Connections to other works by Preston and Child
- The novel Still Life with Crows makes reference to a fictional Preston and Child book called Beyond the Ice Limit, apparently a sequel to The Ice Limit. The novel Dance of Death makes a reference to a second fictional sequel, Ice Limit III: Return to Cape Horn. The authors promised an actual sequel to The Ice Limit at some point, and in fact Beyond the Ice Limit was published on May 17, 2016.
- In the novel The Cabinet of Curiosities, while exploring 891 Riverside Drive in search of Enoch Leng, Aloysius Pendergast discovers a large ruby red meteorite sitting on display. While it is not the same meteorite referred to in The Ice Limit, due to its unusual color, it could be a dormant spore acquired by Leng for his collection. In The Ice Limit, protagonist Sam MacFarlane refers to these ruby meteorites as evidence of panspermia.
- Eli Glinn appears as a supporting character in both Dance of Death and its sequel, The Book of the Dead. He is revealed to have lost an eye and been using a wheelchair following the events of The Ice Limit, but still owns and operates Effective Engineering Solutions, Inc. Glinn and EES, Inc. also appear in the Gideon Crew series, serving as the employer of protagonist Gideon Crew.
After The Ice Limit was published, the authors posted an epilogue at their website. Written as a short collection of fictional newspaper articles, it describes the survivors of Ice Limit setting off onto a new expedition into the Antarctic regions, in order to face the consequences of their actions in the novel.

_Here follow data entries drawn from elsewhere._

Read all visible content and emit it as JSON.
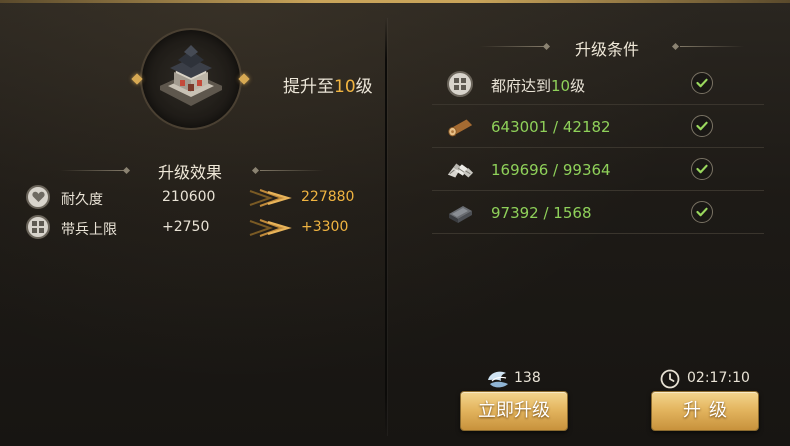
{
  "header": {
    "upgrade_prefix": "提升至",
    "upgrade_level": "10",
    "upgrade_suffix": "级"
  },
  "effects": {
    "title": "升级效果",
    "rows": [
      {
        "icon": "heart-icon",
        "name": "耐久度",
        "current": "210600",
        "next": "227880"
      },
      {
        "icon": "troops-grid-icon",
        "name": "带兵上限",
        "current": "+2750",
        "next": "+3300"
      }
    ]
  },
  "conditions": {
    "title": "升级条件",
    "rows": [
      {
        "icon": "building-grid-icon",
        "prefix": "都府达到",
        "highlight": "10",
        "suffix": "级",
        "met": true
      },
      {
        "icon": "wood-icon",
        "value": "643001 / 42182",
        "met": true
      },
      {
        "icon": "stone-icon",
        "value": "169696 / 99364",
        "met": true
      },
      {
        "icon": "iron-icon",
        "value": "97392 / 1568",
        "met": true
      }
    ]
  },
  "footer": {
    "cost_value": "138",
    "timer_value": "02:17:10",
    "instant_label": "立即升级",
    "upgrade_label": "升级"
  },
  "colors": {
    "highlight": "#f0b441",
    "green": "#8fd15a",
    "button_gold": "#e4b660"
  }
}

- Jeff Ayers' review for the Library Journal said, "all the elements of a great adventure are here: the reluctant and formerly disgraced meteorite hunter hero, the quest for something seemingly unattainable, and the battle against the elements."
- In her review for School Library Journal, Pam Johnson wrote: "this is a tempestuous adventure of high seas, high stakes, and high excitement. As characters enter the story, their personalities expand along with the intricate plot, taking on more intensity and power. The extreme hostility of the environment eventually proves to be the deciding factor. Like Sebastian Junger's The Perfect Storm, this natural thriller is not to be missed."

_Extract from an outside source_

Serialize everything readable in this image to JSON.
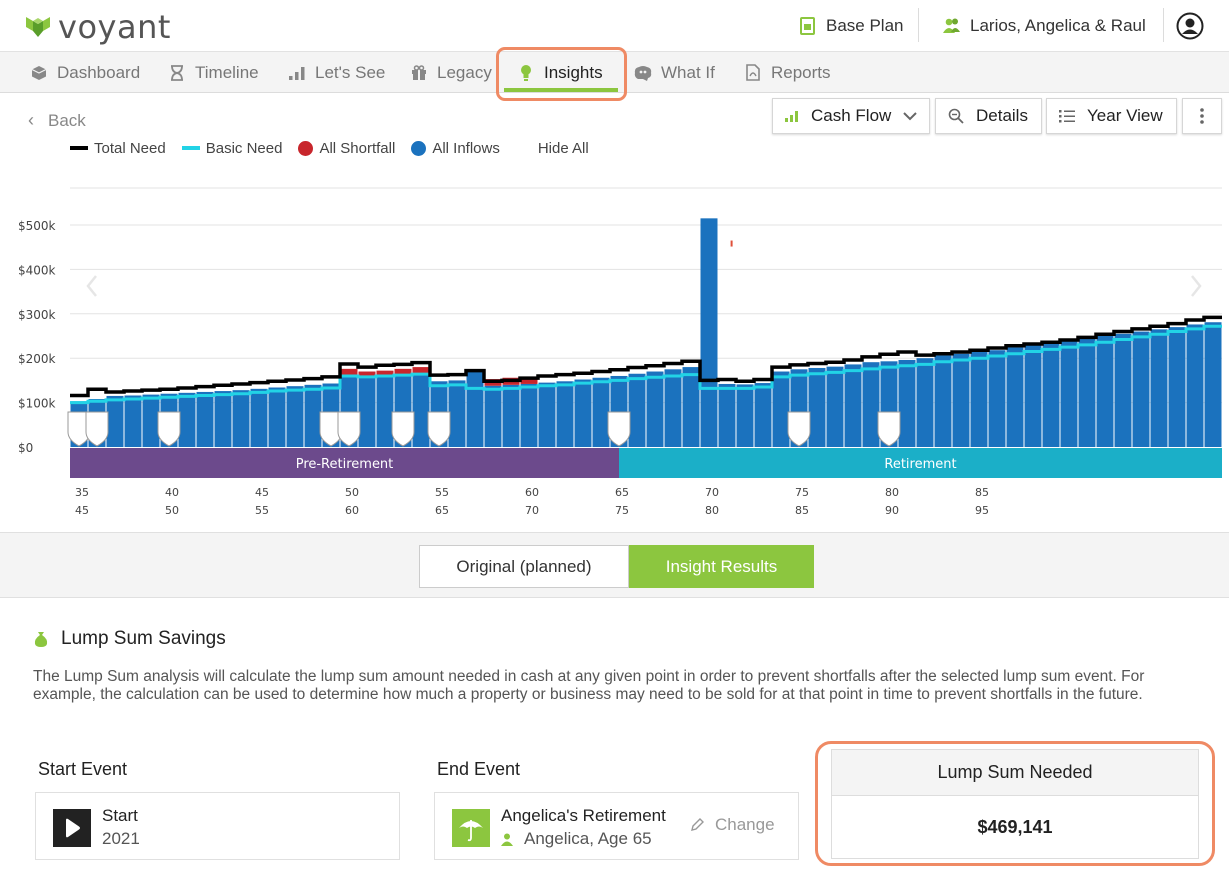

- Publishers Weekly's review said, "what the novel lacks in sophistication, it makes up for in athleticism: this is a big-boned thriller, one that will make a terrific summer movie as well as a memorable hot-day read."
- Wanchoo, Mihir (2009-05-21). "Interview with Douglas Preston and Lincoln Child". Fantasy Book Critic. Retrieved 2010-05-28.

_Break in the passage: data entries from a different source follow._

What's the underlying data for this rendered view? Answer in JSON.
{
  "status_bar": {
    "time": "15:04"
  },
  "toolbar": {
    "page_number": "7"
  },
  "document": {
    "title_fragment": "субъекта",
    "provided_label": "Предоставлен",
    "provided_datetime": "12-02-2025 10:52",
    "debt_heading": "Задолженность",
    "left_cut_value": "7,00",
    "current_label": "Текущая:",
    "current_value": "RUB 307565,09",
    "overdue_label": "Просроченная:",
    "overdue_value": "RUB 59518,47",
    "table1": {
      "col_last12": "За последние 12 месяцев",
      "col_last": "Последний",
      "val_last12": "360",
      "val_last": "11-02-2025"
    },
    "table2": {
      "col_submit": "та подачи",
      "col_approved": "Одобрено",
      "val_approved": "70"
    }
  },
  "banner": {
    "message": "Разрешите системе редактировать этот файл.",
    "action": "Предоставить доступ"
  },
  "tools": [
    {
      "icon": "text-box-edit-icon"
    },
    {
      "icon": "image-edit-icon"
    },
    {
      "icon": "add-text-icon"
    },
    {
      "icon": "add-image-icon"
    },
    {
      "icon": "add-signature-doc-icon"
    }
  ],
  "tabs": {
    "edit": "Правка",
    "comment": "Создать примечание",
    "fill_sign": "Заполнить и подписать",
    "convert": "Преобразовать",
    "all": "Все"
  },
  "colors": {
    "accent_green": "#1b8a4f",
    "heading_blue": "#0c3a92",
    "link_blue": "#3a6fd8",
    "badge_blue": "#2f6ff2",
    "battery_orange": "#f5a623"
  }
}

- Douglas Preston; Lincoln Child. "The Ice Limit: Webilogue". Douglas Preston & Lincoln Child Official Web Site. Retrieved 2011-08-17.
- Ayers, Jeff (February 15, 2004). "Macho Heroes! Evil Villains!! Adventure!!!". Library Journal. 129 (3): 184. ISSN 0363-0277.
- Johnson, Pam (November 2000). "The Ice Limit (Book review)". School Library Journal. 46 (11): 183. ISSN 0362-8930.
- "forecasts: Fiction". Publishers Weekly. 247 (23): 74. June 5, 2000. ISSN 0000-0019.